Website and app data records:
───

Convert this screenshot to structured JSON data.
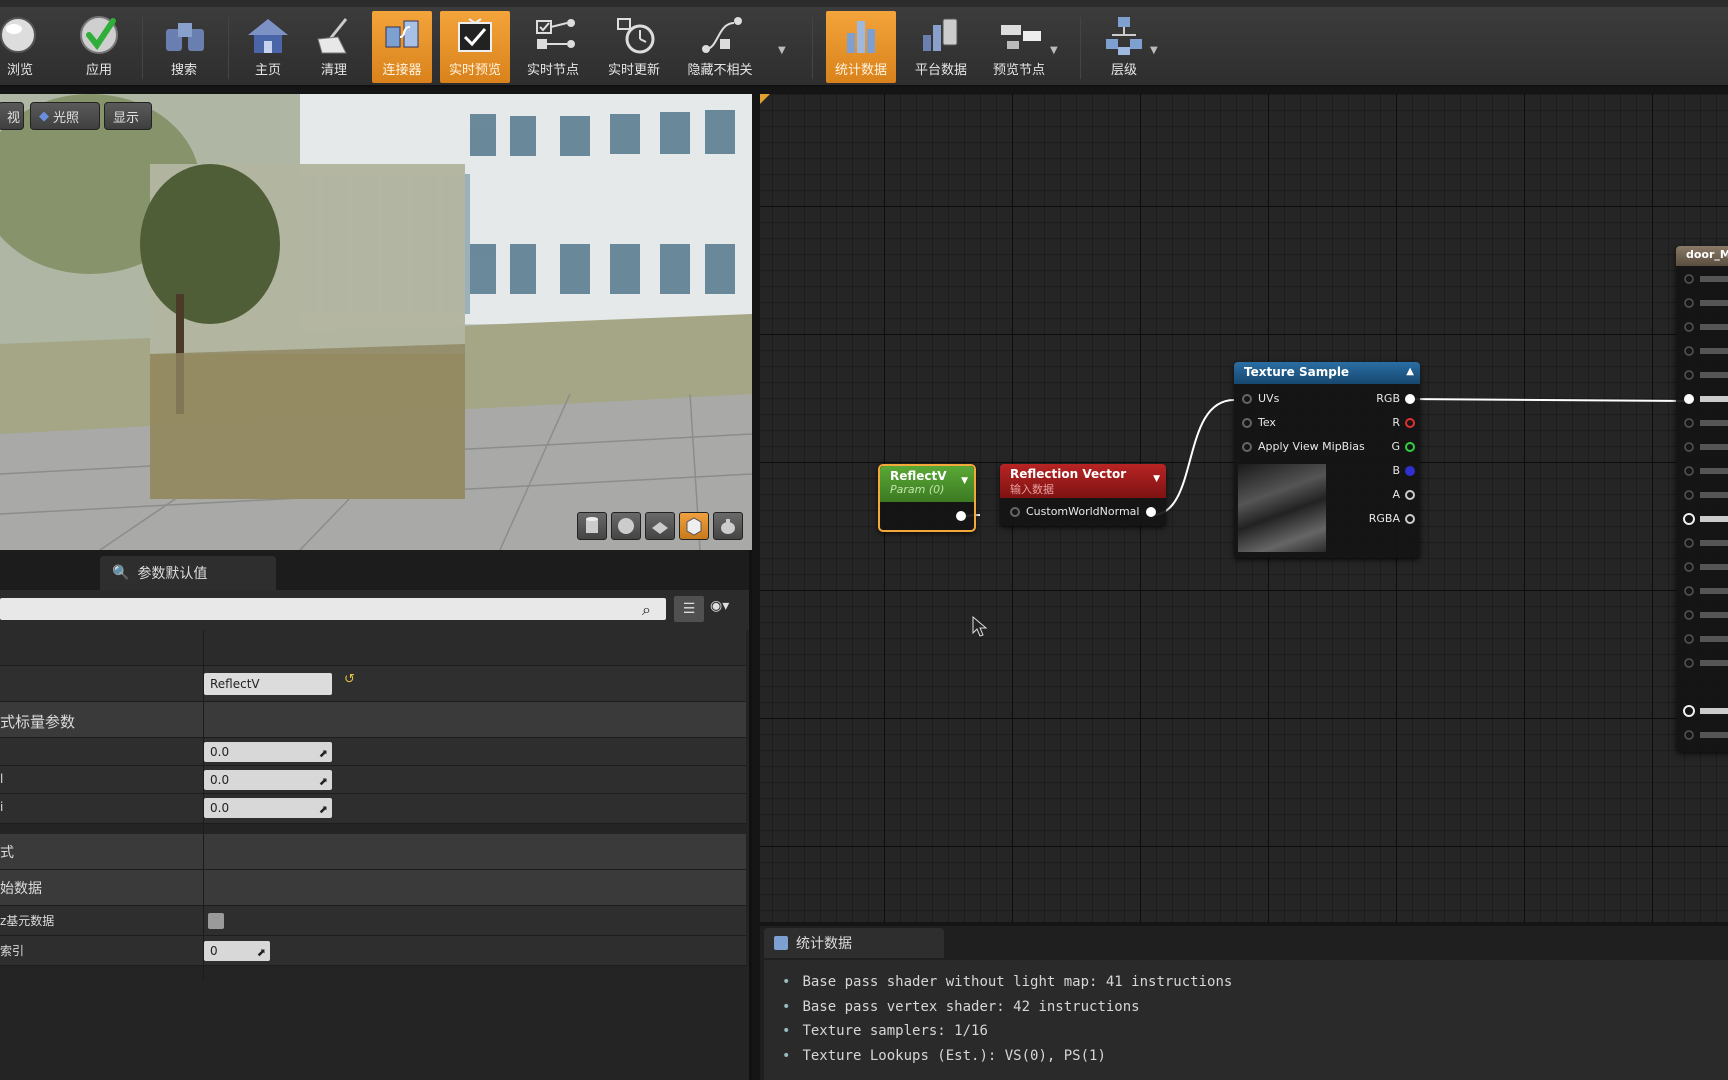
{
  "toolbar": {
    "buttons": [
      {
        "label": "浏览",
        "icon": "sphere-icon"
      },
      {
        "label": "应用",
        "icon": "checkmark-icon"
      },
      {
        "label": "搜索",
        "icon": "binoculars-icon"
      },
      {
        "label": "主页",
        "icon": "house-icon"
      },
      {
        "label": "清理",
        "icon": "broom-icon"
      },
      {
        "label": "连接器",
        "icon": "connector-icon",
        "active": true
      },
      {
        "label": "实时预览",
        "icon": "live-preview-icon",
        "active": true
      },
      {
        "label": "实时节点",
        "icon": "live-nodes-icon"
      },
      {
        "label": "实时更新",
        "icon": "live-update-icon"
      },
      {
        "label": "隐藏不相关",
        "icon": "hide-unrelated-icon"
      },
      {
        "label": "统计数据",
        "icon": "stats-icon",
        "active": true
      },
      {
        "label": "平台数据",
        "icon": "platform-stats-icon"
      },
      {
        "label": "预览节点",
        "icon": "preview-node-icon"
      },
      {
        "label": "层级",
        "icon": "hierarchy-icon"
      }
    ]
  },
  "viewport": {
    "buttons": [
      "视",
      "光照",
      "显示"
    ],
    "bottom_icons": [
      "cylinder-icon",
      "sphere-icon",
      "plane-icon",
      "cube-icon",
      "teapot-icon"
    ]
  },
  "details": {
    "tab_label": "参数默认值",
    "rows": {
      "param_name_value": "ReflectV",
      "section_scalar": "式标量参数",
      "num1": "0.0",
      "num2": "0.0",
      "num3": "0.0",
      "k2": "l",
      "k3": "i",
      "section_expression": "式",
      "section_raw": "始数据",
      "k_primitive": "z基元数据",
      "k_index": "索引",
      "index_value": "0"
    }
  },
  "graph": {
    "reflectv_node": {
      "title": "ReflectV",
      "subtitle": "Param (0)"
    },
    "reflection_vector_node": {
      "title": "Reflection Vector",
      "subtitle": "输入数据",
      "pin": "CustomWorldNormal"
    },
    "texture_sample_node": {
      "title": "Texture Sample",
      "inputs": [
        "UVs",
        "Tex",
        "Apply View MipBias"
      ],
      "outputs": [
        "RGB",
        "R",
        "G",
        "B",
        "A",
        "RGBA"
      ]
    },
    "material_node": {
      "title": "door_M"
    },
    "colors": {
      "r": "#e03030",
      "g": "#30d040",
      "b": "#3030d0",
      "param_header": "#4f9a2a",
      "vector_header": "#a01c1c",
      "texture_header": "#1f5a88"
    }
  },
  "stats": {
    "tab_label": "统计数据",
    "lines": [
      "Base pass shader without light map: 41 instructions",
      "Base pass vertex shader: 42 instructions",
      "Texture samplers: 1/16",
      "Texture Lookups (Est.): VS(0), PS(1)"
    ]
  }
}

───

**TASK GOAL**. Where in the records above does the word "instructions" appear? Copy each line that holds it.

**ANSWER**.
      "Base pass shader without light map: 41 instructions",
      "Base pass vertex shader: 42 instructions",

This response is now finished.